> _WHAT TO DO_
Copies of all lines that contain "value" are needed; take them from the data below.

Stored items from a collection
━━━━━━━━

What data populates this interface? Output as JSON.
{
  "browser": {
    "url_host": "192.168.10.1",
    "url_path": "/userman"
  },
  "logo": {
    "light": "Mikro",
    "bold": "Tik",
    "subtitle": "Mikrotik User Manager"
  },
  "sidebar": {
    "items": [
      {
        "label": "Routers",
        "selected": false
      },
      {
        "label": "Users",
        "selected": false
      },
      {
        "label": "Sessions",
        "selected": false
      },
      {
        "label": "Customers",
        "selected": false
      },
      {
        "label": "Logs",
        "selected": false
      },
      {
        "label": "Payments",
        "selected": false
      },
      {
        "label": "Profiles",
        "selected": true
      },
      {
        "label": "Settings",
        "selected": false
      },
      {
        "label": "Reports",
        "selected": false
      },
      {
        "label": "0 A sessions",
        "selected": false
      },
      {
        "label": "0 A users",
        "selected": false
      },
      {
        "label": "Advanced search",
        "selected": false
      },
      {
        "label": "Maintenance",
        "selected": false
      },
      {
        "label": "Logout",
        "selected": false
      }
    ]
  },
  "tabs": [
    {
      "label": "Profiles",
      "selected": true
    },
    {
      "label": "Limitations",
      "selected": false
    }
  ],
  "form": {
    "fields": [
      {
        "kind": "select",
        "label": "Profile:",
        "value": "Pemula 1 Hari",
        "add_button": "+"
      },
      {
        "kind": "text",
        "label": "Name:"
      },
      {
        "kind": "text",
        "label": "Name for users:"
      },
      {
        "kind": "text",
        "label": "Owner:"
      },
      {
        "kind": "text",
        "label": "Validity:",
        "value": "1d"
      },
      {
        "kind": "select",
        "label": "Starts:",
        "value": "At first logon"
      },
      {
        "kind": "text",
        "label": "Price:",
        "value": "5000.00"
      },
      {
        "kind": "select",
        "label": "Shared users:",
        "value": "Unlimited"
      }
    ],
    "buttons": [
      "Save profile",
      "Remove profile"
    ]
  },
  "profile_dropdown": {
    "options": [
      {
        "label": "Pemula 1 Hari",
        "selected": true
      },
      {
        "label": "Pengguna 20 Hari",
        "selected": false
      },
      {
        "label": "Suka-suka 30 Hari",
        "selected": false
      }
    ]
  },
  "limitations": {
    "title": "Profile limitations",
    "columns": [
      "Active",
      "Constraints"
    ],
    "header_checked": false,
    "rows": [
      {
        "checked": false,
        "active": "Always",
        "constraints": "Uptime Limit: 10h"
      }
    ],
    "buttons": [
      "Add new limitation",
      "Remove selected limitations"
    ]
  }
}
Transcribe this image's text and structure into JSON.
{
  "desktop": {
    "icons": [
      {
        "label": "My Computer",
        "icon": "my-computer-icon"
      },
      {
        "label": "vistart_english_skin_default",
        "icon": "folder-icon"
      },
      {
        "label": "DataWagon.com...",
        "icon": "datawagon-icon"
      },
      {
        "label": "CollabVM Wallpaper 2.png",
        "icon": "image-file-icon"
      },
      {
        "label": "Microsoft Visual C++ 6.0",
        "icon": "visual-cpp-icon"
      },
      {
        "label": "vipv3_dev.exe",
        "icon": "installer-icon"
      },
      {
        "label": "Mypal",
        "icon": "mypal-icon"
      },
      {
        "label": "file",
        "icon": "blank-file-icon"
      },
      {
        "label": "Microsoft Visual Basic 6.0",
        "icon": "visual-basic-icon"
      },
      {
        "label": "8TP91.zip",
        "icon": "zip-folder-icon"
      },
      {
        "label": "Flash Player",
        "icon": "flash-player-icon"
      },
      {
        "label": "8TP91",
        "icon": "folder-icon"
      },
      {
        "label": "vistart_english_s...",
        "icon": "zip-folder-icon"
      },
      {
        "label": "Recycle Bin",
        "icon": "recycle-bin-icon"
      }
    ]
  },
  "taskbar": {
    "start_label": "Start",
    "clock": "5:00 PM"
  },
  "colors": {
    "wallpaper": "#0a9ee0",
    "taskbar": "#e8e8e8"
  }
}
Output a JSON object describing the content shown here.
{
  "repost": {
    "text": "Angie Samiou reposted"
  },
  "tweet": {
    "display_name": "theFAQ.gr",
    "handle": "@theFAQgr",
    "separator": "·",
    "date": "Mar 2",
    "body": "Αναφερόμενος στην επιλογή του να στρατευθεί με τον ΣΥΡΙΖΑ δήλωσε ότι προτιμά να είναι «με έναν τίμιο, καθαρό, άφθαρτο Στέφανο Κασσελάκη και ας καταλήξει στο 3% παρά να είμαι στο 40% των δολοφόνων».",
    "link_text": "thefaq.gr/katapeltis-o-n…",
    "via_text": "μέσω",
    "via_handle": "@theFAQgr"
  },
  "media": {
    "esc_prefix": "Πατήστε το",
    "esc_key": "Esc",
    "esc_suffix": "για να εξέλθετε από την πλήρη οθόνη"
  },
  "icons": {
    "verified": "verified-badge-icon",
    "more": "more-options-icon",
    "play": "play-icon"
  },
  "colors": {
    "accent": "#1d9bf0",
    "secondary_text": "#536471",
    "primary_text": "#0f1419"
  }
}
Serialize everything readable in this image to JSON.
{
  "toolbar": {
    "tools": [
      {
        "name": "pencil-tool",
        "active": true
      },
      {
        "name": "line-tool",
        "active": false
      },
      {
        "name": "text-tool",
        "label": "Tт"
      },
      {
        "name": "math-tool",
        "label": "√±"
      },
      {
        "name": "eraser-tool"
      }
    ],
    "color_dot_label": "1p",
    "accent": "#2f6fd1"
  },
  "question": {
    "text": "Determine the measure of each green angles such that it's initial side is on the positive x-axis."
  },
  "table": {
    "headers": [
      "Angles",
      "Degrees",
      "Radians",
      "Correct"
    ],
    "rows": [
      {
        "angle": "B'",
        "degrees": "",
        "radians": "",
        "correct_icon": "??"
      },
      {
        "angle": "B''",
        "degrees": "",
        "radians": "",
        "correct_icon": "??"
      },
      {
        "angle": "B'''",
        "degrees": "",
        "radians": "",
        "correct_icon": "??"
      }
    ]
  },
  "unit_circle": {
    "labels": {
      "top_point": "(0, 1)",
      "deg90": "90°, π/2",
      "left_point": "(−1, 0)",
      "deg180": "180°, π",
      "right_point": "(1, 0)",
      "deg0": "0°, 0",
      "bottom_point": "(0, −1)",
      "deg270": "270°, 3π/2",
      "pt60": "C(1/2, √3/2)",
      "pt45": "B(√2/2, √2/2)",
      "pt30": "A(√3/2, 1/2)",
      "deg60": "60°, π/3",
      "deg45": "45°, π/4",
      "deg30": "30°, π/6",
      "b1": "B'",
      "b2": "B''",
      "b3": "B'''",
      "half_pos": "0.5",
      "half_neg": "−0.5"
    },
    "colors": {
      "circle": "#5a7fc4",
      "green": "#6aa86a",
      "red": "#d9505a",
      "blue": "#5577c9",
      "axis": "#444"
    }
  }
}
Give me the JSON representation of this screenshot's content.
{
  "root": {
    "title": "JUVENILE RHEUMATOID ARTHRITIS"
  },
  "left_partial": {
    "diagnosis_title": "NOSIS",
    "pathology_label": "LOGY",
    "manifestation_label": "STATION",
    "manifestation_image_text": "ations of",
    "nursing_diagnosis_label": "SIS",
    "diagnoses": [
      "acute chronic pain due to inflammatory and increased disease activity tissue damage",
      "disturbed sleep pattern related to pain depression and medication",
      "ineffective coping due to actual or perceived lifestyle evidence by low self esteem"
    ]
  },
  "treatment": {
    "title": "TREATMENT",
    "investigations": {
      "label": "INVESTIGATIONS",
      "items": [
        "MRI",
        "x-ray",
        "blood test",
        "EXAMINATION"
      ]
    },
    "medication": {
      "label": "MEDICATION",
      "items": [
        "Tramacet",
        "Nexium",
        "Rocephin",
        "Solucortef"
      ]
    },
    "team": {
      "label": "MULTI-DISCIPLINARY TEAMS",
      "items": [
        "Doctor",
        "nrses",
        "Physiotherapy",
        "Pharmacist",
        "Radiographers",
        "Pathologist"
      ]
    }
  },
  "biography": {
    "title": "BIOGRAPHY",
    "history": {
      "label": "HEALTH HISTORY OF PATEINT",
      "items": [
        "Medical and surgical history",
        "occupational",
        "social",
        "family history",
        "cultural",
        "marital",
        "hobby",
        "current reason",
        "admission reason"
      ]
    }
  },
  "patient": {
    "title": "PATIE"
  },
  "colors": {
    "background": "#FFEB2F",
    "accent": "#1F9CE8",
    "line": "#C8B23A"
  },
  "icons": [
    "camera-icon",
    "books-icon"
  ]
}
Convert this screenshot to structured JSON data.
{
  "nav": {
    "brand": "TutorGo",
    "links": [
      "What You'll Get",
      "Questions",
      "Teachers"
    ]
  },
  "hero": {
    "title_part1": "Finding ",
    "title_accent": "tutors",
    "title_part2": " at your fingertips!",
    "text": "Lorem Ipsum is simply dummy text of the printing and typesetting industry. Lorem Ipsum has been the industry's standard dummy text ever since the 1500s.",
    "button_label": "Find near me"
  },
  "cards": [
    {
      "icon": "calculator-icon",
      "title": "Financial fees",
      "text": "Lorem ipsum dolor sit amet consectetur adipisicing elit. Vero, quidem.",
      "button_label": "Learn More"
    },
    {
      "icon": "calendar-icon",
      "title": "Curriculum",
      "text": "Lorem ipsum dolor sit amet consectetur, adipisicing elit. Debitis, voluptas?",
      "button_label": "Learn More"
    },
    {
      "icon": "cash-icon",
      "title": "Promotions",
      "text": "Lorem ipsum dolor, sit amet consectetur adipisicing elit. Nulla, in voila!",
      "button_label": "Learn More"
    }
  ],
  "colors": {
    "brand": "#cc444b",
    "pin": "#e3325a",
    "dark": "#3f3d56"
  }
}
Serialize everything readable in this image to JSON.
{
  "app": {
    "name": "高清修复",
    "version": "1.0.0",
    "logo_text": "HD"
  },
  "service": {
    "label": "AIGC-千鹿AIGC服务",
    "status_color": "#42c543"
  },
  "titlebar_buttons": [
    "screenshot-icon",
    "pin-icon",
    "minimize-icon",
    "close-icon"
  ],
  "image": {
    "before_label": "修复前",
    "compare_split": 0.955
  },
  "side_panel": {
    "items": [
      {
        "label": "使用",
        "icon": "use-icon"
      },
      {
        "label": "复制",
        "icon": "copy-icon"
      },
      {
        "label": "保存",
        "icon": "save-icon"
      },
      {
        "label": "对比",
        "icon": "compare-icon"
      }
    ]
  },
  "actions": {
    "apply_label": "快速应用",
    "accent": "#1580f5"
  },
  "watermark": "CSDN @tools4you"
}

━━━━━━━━

> _ANSWER SECTION_
        "value": "Pemula 1 Hari",
        "value": "1d"
        "value": "At first logon"
        "value": "5000.00"
        "value": "Unlimited"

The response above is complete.